**Exercise details**
Which lines below mention "first"? Pick each one out.
___ Source records
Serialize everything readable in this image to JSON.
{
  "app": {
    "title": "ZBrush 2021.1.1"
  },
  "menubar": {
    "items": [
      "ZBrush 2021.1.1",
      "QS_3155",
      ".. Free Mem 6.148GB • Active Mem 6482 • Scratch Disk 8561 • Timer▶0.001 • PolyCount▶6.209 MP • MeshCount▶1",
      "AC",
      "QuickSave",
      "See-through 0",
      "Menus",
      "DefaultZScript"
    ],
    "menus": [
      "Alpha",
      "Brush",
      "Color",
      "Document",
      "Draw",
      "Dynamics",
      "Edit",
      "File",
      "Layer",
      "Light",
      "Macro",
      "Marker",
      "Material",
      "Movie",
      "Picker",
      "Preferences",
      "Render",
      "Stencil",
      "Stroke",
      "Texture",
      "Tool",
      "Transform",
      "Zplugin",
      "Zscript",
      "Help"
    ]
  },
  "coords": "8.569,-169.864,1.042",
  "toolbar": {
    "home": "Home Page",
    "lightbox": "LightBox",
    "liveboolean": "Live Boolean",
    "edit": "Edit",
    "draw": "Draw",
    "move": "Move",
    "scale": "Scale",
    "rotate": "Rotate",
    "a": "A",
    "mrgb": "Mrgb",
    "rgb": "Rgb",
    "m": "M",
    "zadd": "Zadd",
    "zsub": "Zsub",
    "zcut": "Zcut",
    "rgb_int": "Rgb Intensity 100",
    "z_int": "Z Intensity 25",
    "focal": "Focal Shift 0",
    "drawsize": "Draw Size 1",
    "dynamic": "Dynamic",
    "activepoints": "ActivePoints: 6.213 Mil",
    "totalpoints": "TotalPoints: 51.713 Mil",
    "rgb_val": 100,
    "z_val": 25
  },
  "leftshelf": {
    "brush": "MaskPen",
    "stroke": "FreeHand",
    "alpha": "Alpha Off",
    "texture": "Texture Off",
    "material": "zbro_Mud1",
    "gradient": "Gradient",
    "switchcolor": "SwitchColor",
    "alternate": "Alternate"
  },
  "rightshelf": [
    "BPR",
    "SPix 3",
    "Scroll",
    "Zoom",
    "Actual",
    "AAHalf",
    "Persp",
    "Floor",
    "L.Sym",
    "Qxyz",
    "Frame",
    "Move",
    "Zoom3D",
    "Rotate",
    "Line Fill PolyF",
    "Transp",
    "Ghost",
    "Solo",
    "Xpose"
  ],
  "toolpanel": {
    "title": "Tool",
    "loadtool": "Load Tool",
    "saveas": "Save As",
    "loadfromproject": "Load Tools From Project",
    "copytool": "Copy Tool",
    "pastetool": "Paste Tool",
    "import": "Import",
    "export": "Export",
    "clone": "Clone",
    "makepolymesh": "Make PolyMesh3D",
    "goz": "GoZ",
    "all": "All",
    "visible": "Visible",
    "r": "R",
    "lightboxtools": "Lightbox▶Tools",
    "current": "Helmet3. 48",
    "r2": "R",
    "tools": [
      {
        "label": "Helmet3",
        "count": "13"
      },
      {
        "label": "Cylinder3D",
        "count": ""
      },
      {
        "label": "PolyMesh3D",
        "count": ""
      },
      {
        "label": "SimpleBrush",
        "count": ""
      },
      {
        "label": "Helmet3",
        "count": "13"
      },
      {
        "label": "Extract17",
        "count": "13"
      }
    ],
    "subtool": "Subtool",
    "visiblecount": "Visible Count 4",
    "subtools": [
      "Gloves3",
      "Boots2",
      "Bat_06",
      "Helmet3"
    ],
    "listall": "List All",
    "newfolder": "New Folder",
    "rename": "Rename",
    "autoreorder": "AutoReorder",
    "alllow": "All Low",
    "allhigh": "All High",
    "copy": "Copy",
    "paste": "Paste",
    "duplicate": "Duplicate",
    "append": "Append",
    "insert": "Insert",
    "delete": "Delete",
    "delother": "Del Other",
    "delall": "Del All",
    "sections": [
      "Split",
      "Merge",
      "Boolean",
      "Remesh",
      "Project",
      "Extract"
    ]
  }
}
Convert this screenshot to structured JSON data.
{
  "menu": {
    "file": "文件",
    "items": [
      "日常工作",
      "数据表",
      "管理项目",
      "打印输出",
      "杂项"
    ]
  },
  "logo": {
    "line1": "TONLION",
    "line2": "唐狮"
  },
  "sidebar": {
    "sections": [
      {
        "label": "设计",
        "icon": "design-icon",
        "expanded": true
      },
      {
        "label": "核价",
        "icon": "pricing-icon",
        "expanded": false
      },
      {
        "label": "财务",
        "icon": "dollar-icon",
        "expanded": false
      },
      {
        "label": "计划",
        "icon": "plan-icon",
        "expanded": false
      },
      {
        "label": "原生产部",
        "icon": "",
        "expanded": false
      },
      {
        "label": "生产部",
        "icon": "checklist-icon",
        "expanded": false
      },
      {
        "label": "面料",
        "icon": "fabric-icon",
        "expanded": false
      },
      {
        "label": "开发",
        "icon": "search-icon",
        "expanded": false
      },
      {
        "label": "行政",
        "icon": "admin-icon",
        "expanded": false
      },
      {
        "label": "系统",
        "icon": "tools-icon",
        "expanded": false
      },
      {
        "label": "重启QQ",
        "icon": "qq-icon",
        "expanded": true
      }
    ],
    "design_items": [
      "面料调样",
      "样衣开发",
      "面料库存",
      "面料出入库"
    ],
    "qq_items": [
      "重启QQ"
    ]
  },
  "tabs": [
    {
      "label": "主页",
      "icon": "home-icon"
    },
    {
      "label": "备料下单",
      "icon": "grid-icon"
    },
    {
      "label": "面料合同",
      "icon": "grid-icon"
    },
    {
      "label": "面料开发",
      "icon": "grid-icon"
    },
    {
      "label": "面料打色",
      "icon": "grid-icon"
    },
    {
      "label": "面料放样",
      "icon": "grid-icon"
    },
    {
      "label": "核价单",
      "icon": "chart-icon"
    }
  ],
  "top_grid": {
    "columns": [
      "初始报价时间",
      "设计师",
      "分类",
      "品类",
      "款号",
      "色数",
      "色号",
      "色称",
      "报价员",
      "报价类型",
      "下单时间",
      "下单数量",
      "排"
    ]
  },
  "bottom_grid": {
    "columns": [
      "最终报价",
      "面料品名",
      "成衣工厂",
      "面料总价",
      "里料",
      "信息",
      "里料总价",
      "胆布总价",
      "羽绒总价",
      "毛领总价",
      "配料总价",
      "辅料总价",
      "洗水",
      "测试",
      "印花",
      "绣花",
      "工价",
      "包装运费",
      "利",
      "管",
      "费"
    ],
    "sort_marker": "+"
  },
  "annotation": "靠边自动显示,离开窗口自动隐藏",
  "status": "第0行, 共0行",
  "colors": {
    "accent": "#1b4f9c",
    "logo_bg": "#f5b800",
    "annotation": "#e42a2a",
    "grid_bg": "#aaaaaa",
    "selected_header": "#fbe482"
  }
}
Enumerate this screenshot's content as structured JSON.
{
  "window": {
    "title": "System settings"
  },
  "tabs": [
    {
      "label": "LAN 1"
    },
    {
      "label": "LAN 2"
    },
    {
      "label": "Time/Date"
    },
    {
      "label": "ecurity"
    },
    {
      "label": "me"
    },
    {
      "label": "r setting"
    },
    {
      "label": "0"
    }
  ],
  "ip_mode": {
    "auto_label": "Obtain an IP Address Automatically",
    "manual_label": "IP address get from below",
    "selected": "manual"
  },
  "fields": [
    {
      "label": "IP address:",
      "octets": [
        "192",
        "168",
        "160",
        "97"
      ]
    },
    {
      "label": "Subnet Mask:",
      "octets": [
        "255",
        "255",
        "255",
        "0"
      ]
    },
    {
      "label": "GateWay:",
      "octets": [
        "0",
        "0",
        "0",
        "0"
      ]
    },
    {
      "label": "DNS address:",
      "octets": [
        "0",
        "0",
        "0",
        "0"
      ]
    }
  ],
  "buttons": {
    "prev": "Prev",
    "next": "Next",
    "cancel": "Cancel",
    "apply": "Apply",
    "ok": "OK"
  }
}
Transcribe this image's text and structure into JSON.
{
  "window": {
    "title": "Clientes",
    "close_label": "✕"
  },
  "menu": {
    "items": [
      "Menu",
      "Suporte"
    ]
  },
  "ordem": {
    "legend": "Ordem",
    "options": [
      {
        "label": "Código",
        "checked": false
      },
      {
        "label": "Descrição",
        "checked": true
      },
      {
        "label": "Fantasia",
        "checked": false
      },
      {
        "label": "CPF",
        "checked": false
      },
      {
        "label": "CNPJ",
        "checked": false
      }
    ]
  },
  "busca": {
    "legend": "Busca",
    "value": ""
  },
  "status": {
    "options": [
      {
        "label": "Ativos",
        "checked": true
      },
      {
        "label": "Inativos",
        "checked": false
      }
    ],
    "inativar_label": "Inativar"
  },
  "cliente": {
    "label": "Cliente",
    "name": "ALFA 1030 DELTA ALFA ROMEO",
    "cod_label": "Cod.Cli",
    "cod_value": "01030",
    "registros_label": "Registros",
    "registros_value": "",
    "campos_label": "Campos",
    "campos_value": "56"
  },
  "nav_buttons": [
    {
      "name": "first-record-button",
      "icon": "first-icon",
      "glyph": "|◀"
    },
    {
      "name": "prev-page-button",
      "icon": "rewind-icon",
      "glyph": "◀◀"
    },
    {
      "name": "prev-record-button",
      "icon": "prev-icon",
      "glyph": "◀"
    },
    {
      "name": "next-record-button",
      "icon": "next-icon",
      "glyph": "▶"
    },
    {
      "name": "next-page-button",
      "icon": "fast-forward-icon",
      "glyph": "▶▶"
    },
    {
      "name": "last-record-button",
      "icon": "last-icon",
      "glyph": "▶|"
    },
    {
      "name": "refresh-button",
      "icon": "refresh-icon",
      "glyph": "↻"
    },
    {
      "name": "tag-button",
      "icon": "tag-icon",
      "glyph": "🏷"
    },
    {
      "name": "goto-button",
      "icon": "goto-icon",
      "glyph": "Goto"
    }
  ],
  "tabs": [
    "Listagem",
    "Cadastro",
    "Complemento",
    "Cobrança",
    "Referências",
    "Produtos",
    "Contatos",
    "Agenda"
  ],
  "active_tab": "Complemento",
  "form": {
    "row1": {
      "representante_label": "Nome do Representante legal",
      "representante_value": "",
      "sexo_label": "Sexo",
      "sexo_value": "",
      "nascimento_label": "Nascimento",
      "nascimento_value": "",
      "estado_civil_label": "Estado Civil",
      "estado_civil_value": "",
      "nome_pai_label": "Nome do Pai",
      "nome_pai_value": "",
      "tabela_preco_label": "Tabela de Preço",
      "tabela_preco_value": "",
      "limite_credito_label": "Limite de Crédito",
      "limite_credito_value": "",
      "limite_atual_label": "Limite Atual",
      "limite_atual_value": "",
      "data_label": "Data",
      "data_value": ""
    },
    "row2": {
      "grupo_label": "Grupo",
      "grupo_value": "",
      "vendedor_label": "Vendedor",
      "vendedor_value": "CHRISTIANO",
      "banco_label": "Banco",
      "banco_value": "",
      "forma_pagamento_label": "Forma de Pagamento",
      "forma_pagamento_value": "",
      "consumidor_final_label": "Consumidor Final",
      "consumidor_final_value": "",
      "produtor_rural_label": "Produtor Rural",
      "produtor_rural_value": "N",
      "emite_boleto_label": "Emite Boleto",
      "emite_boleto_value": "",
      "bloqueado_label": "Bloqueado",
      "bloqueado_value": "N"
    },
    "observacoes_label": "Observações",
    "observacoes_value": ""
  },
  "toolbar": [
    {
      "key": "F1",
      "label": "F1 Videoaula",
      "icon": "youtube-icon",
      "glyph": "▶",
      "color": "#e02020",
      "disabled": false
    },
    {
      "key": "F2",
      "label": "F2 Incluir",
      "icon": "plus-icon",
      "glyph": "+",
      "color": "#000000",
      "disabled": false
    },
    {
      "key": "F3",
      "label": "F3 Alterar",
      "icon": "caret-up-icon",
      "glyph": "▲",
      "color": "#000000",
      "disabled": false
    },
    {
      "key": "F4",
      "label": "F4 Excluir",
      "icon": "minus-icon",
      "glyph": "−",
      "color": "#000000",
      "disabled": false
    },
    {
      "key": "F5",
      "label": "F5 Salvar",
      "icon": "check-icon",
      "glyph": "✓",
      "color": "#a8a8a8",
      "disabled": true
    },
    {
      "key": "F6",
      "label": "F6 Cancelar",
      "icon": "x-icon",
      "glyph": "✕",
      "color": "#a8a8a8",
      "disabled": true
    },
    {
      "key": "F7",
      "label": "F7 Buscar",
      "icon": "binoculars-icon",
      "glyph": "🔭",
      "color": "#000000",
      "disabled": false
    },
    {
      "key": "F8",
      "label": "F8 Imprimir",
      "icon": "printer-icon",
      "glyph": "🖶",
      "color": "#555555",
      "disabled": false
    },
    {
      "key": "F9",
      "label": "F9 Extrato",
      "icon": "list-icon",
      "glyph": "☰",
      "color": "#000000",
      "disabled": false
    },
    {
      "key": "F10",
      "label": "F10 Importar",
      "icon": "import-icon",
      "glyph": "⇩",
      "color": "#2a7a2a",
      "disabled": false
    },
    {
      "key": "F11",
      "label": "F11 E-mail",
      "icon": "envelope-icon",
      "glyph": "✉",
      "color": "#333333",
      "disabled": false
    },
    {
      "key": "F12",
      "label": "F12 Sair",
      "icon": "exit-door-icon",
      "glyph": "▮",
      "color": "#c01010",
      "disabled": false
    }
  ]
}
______
**Answer box**
      "name": "first-record-button",
      "icon": "first-icon",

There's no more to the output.